I thought that considering my driveway was solid ice, with snow expected, I should get some salt. But Price Chopper and the farm type store were all out. Had to go to the old discount/closeout store. I wonder if there really is salt in those bags???
You could tell that we were expecting a storm....people were all excited. When the guy brought my salt out to the car for me (yeah, I am getting that old, I guess), the snow had JUST STARTED to fall. We both said, Here It Comes!!!...as if we were looking forward to it.
A snowy night. I can stay home and be at peace....
I hung doors today in my livingroom. Ok, I REHUNG doors. Funny how doors that once fit, fit no more. But I had to pare down surfaces to get them to close....Obviously, that is why I put them there, so I had something to close. And I wanted them to close...without scraping all the paint off the jambs. They do, now. It gives a 'closed' feeling to my livingroom. I think I like it. They are white, like my walls used to be (remember nan and toni???....wow, you two were some of the first people ever here...and both of you left your marks in my house...how cool!!!!)The kitchen looks neat through the french doors...literally....neat. Much nicer than I know it is, like how anyones house looks so interesting and neat and wonderful through the window at night from the street......I like the french doors. I wonder if they are the original doors for this house.
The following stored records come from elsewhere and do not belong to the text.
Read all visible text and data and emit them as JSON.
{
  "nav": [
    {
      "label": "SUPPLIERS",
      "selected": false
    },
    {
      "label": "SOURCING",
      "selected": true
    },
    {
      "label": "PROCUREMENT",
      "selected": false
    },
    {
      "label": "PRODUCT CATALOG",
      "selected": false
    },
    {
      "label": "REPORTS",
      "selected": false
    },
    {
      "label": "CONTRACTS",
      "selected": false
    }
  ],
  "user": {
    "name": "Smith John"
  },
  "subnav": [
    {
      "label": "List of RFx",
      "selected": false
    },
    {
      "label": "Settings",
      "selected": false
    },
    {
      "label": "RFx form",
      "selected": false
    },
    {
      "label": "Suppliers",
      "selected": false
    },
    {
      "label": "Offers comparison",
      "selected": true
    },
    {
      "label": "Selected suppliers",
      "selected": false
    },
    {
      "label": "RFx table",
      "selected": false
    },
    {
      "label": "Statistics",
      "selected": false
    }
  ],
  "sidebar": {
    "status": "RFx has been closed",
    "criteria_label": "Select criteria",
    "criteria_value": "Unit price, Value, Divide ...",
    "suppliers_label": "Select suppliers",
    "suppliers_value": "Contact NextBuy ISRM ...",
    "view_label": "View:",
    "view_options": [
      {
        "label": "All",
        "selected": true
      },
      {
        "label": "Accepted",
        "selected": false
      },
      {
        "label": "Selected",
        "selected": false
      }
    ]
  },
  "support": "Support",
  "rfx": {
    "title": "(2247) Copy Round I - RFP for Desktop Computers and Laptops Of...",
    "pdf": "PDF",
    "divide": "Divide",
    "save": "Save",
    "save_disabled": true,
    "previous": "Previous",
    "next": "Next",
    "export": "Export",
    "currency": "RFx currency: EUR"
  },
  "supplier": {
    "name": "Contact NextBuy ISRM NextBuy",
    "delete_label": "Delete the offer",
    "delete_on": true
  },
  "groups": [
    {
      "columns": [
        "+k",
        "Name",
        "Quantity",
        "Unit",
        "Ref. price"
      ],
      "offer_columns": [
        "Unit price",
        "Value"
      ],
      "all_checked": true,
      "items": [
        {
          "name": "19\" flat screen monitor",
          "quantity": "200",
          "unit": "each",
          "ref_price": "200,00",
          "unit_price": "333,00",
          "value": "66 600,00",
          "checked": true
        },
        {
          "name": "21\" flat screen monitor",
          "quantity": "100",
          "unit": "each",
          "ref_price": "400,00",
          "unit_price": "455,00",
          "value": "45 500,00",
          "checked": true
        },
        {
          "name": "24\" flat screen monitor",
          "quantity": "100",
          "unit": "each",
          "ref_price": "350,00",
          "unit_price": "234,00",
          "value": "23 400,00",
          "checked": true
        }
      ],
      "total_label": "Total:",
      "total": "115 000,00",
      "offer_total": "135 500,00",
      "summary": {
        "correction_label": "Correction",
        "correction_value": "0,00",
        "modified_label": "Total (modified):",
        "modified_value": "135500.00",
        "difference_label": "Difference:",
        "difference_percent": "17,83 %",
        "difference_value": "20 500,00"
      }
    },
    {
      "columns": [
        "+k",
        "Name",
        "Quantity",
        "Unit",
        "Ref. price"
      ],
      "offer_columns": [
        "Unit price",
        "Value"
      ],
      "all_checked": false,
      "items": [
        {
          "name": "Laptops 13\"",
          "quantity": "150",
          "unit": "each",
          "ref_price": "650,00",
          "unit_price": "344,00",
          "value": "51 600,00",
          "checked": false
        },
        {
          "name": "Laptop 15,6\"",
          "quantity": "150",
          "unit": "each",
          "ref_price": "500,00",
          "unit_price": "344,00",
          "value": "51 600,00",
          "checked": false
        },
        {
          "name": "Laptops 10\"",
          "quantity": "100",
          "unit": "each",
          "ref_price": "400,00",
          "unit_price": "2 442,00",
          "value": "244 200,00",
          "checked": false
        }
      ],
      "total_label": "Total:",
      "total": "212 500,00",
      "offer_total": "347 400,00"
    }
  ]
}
This house was built in four sections, with the first part being the livingroom and bathroom and loft type room now. That is very tiny. Then the kitchen was added and finally the two tiny front rooms. Finally, what should be a heated porch was built, but because of no door it is actually the suction that keeps fresh air moving around the house endlessly (read 'draft'). They obviously ran out of money and maybe brains. The room needs to be removed....it is the newest part of the house, and the only part rotting off.....
Nope, tonight it is ok to be alone here, on a saturday night. Maybe i will go work on that song a little.
Thursday, January 1, 2009
my thought is---
I have to move ahead into IT
I so often hang outside right in front of it, with all good intentions to enter in.
But, the reality is, i spend more time getting ready- outside.
In this new year, I look to move ahead INTO THE THICK of IT.
Whatever IT happens to be at the moment.
Stand still, you turn to rust and dust (neil young said that, or something like that).
Have a happy new year to all my friends, even those i don't know, but who come here and read these pages....